Russia introduced a ban on Polish meat and plant products in 2005, saying exports did not meet food-safety requirements.
In response, Poland has blocked talks on a new EU-Russia strategic partnership accord. The issue is currently one of many poisoning the EU-Russia relationship.
Sign Of Hope
Polish officials appeared upbeat earlier this week, after Russian President Vladimir Putin reportedly told his Agriculture Minister Aleksei Gordeyev on May 21 to "intensify dialogue with the EU" on the issue. Kyprianou also said today he remains "optimistic" Russia is not looking for "justifications" to continue the ban.
Kyprianou repeated the EU view that Russia has no grounds for maintaining its import embargo on Polish meat and plant products. He said Polish goods are allowed to be freely traded in the EU's internal market, adding that "if there were any concerns, that would not be allowed."
The EU commissioner also said the EU has provided Moscow with "all the evidence" it has requested.

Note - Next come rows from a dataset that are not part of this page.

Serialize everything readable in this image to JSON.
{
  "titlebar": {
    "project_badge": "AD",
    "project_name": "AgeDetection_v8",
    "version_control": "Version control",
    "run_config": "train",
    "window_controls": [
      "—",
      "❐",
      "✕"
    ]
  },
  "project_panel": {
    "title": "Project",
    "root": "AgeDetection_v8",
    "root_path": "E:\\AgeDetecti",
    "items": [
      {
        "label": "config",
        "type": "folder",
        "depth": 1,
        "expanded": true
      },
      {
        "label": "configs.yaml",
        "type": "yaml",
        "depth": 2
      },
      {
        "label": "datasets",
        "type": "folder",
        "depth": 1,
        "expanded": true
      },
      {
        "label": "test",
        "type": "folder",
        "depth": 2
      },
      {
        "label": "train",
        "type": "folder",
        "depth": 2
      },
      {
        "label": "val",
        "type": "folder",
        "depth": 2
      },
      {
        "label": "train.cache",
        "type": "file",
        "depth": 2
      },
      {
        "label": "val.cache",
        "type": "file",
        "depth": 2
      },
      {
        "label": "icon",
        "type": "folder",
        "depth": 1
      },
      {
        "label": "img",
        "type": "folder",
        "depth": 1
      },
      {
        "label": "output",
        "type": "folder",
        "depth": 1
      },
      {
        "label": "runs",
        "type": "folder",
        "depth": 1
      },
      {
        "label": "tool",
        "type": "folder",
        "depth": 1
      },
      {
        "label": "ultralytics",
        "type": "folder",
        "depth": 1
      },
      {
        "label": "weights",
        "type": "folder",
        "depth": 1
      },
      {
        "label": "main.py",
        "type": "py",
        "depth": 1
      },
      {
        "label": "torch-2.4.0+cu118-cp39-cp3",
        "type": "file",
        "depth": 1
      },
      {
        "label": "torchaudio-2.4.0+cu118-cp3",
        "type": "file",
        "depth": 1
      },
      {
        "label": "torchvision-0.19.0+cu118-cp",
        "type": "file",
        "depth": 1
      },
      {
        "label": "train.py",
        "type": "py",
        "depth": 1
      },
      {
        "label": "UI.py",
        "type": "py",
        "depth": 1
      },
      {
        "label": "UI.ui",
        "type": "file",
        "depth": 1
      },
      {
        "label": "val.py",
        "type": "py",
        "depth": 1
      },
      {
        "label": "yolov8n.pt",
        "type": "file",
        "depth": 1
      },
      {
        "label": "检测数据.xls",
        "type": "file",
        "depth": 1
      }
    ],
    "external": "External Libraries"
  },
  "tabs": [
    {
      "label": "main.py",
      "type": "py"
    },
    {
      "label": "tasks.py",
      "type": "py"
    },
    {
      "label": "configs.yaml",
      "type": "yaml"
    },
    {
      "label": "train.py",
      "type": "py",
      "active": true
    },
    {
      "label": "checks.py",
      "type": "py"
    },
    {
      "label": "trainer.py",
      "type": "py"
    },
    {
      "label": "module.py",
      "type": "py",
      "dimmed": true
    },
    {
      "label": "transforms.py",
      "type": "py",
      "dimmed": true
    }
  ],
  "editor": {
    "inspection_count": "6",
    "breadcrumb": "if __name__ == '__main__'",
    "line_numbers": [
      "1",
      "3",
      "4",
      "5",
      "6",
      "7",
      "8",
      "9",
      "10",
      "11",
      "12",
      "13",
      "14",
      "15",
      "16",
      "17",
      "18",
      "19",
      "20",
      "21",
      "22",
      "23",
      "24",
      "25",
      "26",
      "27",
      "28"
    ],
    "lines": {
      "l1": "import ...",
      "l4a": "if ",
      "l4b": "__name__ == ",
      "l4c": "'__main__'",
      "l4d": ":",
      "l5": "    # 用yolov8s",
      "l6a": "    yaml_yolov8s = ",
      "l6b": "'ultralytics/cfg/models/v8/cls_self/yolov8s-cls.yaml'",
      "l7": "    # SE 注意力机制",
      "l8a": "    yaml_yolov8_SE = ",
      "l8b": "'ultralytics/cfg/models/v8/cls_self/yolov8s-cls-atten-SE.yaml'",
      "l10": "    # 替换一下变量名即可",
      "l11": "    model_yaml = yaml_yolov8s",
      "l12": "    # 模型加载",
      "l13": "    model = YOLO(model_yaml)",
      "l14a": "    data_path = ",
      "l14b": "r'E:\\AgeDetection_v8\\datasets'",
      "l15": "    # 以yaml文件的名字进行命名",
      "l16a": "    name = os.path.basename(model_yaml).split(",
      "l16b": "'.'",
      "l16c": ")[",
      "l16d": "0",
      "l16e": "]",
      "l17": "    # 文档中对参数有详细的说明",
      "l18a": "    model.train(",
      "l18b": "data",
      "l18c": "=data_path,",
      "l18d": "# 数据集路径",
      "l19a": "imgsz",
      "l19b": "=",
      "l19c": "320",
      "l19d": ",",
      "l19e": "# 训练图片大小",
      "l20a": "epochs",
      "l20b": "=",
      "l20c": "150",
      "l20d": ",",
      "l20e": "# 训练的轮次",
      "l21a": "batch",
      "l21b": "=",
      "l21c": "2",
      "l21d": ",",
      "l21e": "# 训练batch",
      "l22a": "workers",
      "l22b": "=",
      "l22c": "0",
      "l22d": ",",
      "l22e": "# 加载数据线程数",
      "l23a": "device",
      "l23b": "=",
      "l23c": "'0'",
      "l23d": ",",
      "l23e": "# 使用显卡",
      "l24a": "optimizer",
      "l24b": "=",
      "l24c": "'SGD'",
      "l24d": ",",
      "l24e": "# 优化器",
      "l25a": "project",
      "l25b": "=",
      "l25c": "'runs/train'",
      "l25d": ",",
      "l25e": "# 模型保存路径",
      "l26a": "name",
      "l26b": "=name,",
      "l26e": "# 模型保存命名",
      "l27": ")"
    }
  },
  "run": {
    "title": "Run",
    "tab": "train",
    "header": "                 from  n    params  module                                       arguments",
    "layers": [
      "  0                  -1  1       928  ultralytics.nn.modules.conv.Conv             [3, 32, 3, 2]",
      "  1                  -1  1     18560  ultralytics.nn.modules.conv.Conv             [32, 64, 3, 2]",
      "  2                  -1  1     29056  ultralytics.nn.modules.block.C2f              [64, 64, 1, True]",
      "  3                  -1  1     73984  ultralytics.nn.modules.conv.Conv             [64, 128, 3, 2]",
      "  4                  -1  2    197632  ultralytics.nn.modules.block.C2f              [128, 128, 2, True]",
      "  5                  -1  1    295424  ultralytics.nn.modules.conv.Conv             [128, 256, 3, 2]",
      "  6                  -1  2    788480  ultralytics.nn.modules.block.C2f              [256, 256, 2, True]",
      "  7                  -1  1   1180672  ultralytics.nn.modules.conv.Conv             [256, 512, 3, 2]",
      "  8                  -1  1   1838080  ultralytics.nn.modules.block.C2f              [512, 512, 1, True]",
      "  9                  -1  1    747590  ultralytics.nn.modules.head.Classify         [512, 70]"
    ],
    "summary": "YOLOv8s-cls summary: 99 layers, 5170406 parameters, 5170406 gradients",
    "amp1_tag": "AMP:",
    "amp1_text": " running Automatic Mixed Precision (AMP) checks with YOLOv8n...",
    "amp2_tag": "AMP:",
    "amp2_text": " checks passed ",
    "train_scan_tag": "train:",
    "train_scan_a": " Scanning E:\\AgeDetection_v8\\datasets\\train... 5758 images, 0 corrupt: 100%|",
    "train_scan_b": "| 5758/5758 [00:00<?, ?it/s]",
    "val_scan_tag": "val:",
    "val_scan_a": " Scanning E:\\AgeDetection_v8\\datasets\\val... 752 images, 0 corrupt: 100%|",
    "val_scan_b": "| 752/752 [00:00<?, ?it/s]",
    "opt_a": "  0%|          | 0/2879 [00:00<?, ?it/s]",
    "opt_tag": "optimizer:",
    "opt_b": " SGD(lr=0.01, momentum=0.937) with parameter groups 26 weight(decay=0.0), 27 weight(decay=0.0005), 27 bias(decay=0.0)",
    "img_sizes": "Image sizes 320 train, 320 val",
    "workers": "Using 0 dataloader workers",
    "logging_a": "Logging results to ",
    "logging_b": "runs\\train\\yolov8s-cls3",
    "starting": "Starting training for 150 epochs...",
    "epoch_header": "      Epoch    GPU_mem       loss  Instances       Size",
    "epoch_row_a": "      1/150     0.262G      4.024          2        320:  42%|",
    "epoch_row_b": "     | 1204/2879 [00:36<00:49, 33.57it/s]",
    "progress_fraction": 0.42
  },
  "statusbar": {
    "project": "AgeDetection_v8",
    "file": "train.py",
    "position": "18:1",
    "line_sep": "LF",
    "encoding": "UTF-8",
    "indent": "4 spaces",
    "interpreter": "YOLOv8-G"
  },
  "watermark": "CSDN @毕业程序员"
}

Kyprianou said Russian objections appear to have shifted to transit products -- a concern which he said does not justify the continued ban on Polish meat.
Kyprianou said that despite the failure of earlier negotiations, the EU is open to further talks with Russia. But, he said, future talks must comprehensively address the entire Russian import ban and not selected, separate aspects of it, and they must have a clear timeframe and deadline.